Overcoming the Pain of Disconnection

How can we cope with a devastating loss of connection?

Posted Sep 04, 2018

Two weeks ago my best friend of 17 years permanently removed me and over 70 other people from their life. There was no warning. There were neither signs nor conflicts leading up to this. There wasn’t an opportunity for a discussion, an agreement, or closure.

Sometimes loss has no rational explanation. Sometimes an end of a friendship, relationship, job or career, can feel like a part of us died. Jim Butcher, the author of the best-selling Dresden Files, describes a scenario in which his main protagonist, Harry Dresden, a wizard/private investigator discusses heartbreak as if someone’s soul is being ripped apart with a barbed wire on the inside. 

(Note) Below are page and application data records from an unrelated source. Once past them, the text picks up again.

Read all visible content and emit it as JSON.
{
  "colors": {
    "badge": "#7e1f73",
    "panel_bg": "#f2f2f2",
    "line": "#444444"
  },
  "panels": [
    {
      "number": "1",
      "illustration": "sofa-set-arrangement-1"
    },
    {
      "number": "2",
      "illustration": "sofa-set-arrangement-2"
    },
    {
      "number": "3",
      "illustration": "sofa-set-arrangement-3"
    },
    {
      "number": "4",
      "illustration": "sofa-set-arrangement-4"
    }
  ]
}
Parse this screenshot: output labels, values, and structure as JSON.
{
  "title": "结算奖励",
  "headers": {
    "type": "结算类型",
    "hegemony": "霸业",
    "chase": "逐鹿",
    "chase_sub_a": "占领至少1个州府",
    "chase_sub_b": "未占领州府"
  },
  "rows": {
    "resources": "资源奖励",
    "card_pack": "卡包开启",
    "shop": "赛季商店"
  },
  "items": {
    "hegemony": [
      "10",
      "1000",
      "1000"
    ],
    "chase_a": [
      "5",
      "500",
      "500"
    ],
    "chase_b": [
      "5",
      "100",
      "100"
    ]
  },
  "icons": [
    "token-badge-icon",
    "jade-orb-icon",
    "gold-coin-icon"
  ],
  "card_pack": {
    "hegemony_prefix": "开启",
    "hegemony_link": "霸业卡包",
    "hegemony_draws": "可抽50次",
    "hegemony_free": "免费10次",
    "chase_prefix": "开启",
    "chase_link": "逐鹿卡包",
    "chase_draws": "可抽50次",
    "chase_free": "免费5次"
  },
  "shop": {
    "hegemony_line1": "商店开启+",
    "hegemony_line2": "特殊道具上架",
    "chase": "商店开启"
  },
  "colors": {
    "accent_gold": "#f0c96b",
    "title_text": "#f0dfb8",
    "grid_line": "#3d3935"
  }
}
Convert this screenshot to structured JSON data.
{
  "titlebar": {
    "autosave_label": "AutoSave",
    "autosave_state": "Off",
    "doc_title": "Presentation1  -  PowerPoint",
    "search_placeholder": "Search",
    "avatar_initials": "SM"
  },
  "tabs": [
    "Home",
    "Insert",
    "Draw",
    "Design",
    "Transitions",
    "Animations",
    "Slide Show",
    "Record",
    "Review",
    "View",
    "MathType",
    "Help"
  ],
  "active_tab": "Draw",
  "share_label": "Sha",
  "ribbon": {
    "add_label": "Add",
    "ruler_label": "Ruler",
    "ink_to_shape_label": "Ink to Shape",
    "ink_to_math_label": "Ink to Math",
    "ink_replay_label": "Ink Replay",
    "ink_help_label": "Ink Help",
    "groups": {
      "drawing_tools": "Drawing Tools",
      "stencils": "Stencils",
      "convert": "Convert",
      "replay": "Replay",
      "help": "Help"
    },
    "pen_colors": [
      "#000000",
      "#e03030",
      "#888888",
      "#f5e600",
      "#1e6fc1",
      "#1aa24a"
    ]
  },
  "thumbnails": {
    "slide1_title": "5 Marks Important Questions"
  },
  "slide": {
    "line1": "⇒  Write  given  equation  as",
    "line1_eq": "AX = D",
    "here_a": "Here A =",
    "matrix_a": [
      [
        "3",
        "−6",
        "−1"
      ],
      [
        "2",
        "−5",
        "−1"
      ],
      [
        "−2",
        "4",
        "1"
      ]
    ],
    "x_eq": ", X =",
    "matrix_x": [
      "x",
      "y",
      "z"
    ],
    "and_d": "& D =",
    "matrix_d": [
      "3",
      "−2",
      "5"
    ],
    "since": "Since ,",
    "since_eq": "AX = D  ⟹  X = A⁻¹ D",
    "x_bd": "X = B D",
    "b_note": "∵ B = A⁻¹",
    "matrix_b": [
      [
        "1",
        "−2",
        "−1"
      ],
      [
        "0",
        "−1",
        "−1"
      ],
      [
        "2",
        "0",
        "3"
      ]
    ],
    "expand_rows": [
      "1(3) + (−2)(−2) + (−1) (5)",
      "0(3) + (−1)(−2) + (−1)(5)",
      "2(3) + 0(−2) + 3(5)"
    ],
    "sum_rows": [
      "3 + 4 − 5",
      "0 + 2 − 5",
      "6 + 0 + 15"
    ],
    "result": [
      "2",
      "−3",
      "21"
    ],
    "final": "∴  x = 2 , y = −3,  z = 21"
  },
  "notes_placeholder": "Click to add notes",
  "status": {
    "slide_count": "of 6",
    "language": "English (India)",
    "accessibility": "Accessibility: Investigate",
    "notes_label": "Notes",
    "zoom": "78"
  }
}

This pain, the pain of disconnection, of losing someone or something which had been a part of our existence, may feel as if a part us has died. In fact, losing someone close to us, either to death or disconnection, can potentially lead to broken heart syndrome (with symptoms including chest pains, shortness of breath, muscle pain and fatigue) and/or atrial fibrillation (irregular, fast heartbeat). This means that physical symptoms may co-occur with emotional pain.

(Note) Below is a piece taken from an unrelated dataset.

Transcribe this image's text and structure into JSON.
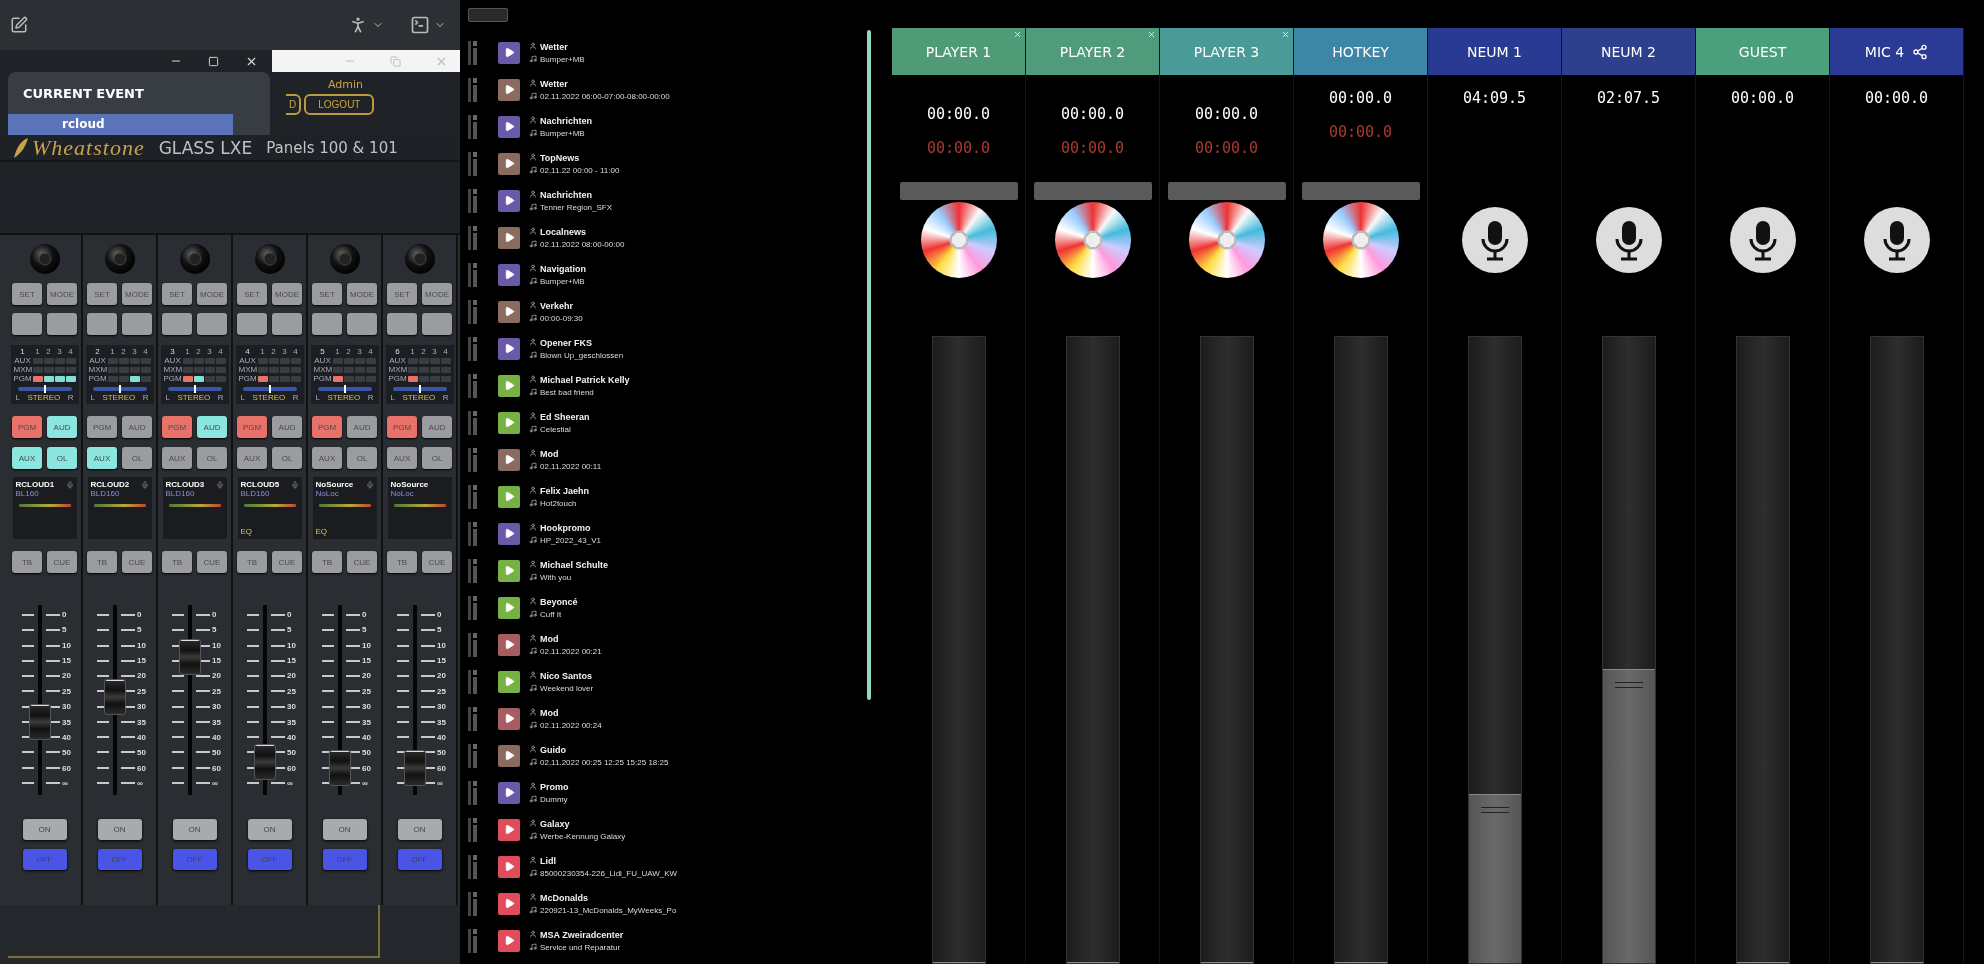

Emotional pain can sometimes feel both excruciating and painless at the same time. Some people might undergo the full cycle of grief, cycling between stages such as anger, depression, and acceptance. Some moments might feel empty. On some days it may be difficult to get out of bed or be motivated to do anything.

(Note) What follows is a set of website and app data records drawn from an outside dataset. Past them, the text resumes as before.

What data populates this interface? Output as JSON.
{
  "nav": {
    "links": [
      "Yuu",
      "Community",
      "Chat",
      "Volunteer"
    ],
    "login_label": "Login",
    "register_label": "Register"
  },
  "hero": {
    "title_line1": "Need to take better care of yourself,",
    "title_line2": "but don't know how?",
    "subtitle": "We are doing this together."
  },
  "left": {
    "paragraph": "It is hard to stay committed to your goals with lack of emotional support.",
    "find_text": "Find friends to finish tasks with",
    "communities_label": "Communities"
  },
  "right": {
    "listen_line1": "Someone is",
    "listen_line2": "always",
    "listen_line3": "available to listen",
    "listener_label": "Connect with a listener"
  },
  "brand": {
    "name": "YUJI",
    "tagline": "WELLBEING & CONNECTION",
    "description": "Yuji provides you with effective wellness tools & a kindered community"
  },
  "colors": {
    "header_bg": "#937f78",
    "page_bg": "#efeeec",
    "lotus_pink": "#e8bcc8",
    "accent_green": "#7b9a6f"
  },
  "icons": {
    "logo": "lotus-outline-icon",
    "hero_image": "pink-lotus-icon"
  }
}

Jeswin Thomas/Pixels
Source: Jeswin Thomas/Pixels

What ultimately makes it worse is when well-intending family and friends tell you to “just get over it” and that this was “their loss.” I’ve found that some experiences are hard for some people to understand. Some people have not experienced the exact same things as we did.

Past history of loss, rejection, abandonment, or abuse can make it more painful to experience any of these again. In addition, everyone processes emotions differently. Some people dive into work, others avoid dealing with pain by engaging in substances or pushing it away. The most therapeutic way of coping of emotional pain is through processing it. Sometimes that entails reviewing our story, talking it out with people, writing it down, and allowing ourselves to “sit with” and feel whichever emotions show up–sadness, anger, or grief, without judging these emotions.

By experiencing these emotions, we can allow our bodies and our hearts to heal. As we allow ourselves to grieve, we can find strength, courage, and resilience behind this pain. At the time that we might feel weak, lost, and broken, that is when we have access to our greatest strength.

"This pain is part of being human…the fact that you can feel pain like this is your greatest strength."

–Albus Dumbledore (Harry Potter and the Order of the Phoenix)

Pain creates wisdom. It can teach us how much we can endure and how to heal and recover in those situations. Pain can serve as a mentor, a teacher, for us to learn how to heal not only our own wounds but also the wounds of others. Pain can open the passage to compassion, allowing us to better understand those whose pain journey is just beginning. It can allow us the strength to then serve as a mentor to others.

If like me, you find yourself hurting today, know that you are not alone. Know that it is okay for you to feel this pain and that it gives you access to your inner superpowers. This pain, this is your origin story. Your heroic journey awaits you. My heart is with you. And even if we are far away, we can go on this journey together.